Ian Bostridge (tenor), Lars Vogt (piano) (Pentatone)

Our rating 
4.0 out of 5 star rating 4.0

Schwanengesang; Einsamkeit
Ian Bostridge (tenor), Lars Vogt (piano)
Pentatone PTC 5186 786   69:26 mins


Schwanengesang, astutely collected, titled and marketed not by Schubert, but by his publisher, continues to attract ‘complete’ – and intriguingly fresh – recordings. ‘Liebesbotschaft’ sets the scene with Lars Vogt’s delicious, bubbling chords and rustic bass. ‘Frühlingssehnsucht’ is taken at a cracking but never unrelenting pace. Even the old chestnut ‘Ständchen’ feels rejuvenated, if somewhat choppy, despite the explanation given in the liner notes. The swiftness of ‘Aufenthalt’ is balanced by the gravitas of ‘In der Ferne’. ‘Abschied’ closes the first set with great charm.

The six Heine settings present huge technical and interpretative challenges. ‘Der Atlas’ has a raw violence, and Ian Bostridge rises bravely to its vocal demands.
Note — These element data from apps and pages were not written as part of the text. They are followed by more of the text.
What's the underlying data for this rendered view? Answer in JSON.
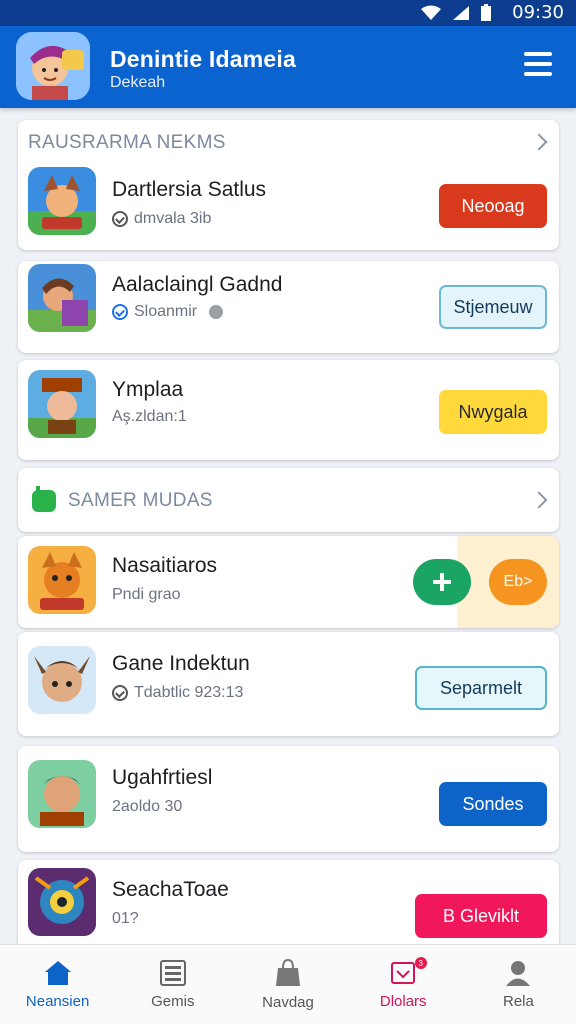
{
  "status_bar": {
    "time": "09:30"
  },
  "header": {
    "title": "Denintie Idameia",
    "subtitle": "Dekeah"
  },
  "sections": [
    {
      "title": "RAUSRARMA NEKMS"
    },
    {
      "title": "SAMER MUDAS"
    }
  ],
  "items": [
    {
      "title": "Dartlersia Satlus",
      "subtitle": "dmvala 3ib",
      "button": "Neooag"
    },
    {
      "title": "Aalaclaingl Gadnd",
      "subtitle": "Sloanmir",
      "button": "Stjemeuw"
    },
    {
      "title": "Ymplaa",
      "subtitle": "Aş.zldan:1",
      "button": "Nwygala"
    },
    {
      "title": "Nasaitiaros",
      "subtitle": "Pndi grao",
      "button": "Eb>"
    },
    {
      "title": "Gane Indektun",
      "subtitle": "Tdabtlic 923:13",
      "button": "Separmelt"
    },
    {
      "title": "Ugahfrtiesl",
      "subtitle": "2aoldo 30",
      "button": "Sondes"
    },
    {
      "title": "SeachaToae",
      "subtitle": "01?",
      "button": "B Gleviklt"
    }
  ],
  "nav": [
    {
      "label": "Neansien",
      "icon": "home-icon"
    },
    {
      "label": "Gemis",
      "icon": "list-icon"
    },
    {
      "label": "Navdag",
      "icon": "bag-icon"
    },
    {
      "label": "Dlolars",
      "icon": "notification-icon",
      "badge": "3"
    },
    {
      "label": "Rela",
      "icon": "profile-icon"
    }
  ],
  "colors": {
    "primary": "#0b63cf",
    "red": "#d93a1d",
    "yellow": "#ffd93b",
    "pink": "#f0185a",
    "green": "#1aa564",
    "orange": "#f69420"
  }
}
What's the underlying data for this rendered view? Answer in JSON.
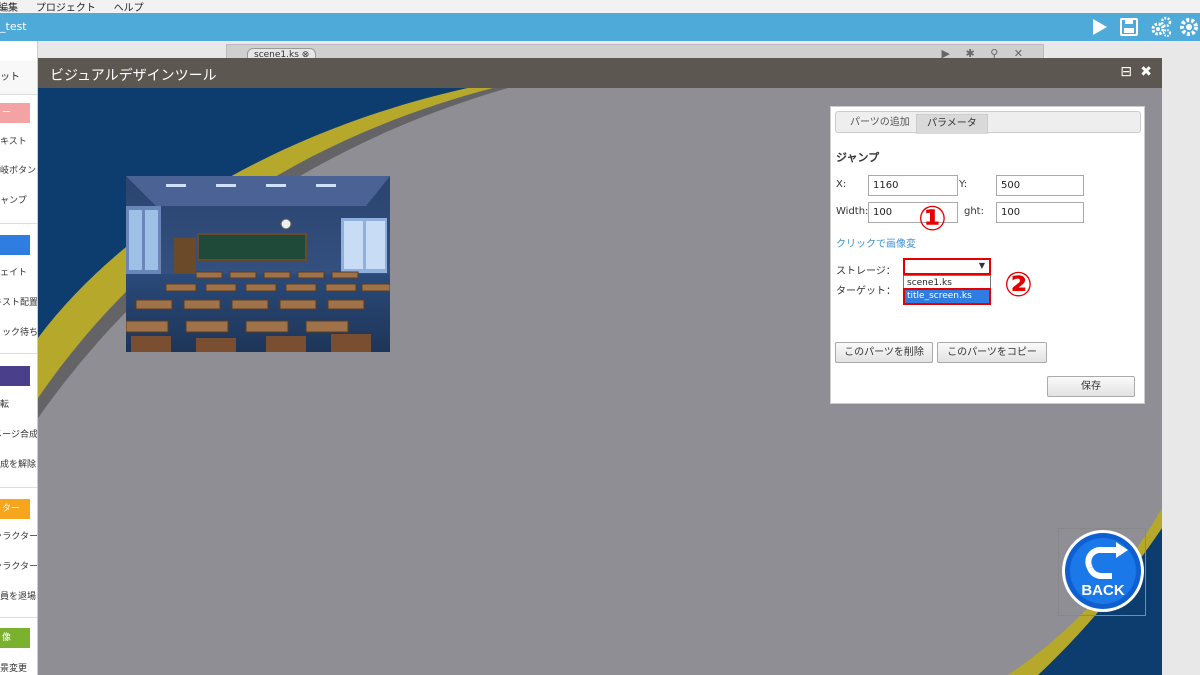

Vogt’s obsessive, rippling arpeggios of ‘Die Stadt’ are spine-chillingly sinister. Overall, though, this set is less persuasive, needing more depth, force and range of sound; the hanger-on song ‘Die Taubenpost’ is also oddly unsettled in tempo.

Einsamkeit, a true cycle, is more formally and harmonically awkward, but works brilliantly here. The musicians are matched in both power and frailty, navigating the cycle’s erratic mood swings with assurance; only the closing celebration of solitude in old age sounded unconvinced of its own message. This musical partnership is companionable, even exciting, because Vogt does not ‘accompany’ slavishly, but retains his own character, spreading, anticipating or delaying harmonies to tell an independently compelling tale. His playing has dazzling textural richness. With only the occasional Anglicism and vocal uncertainty, Bostridge brings characteristic emotional immersion, crafting persuasively vulnerable protagonists.


Natasha Loges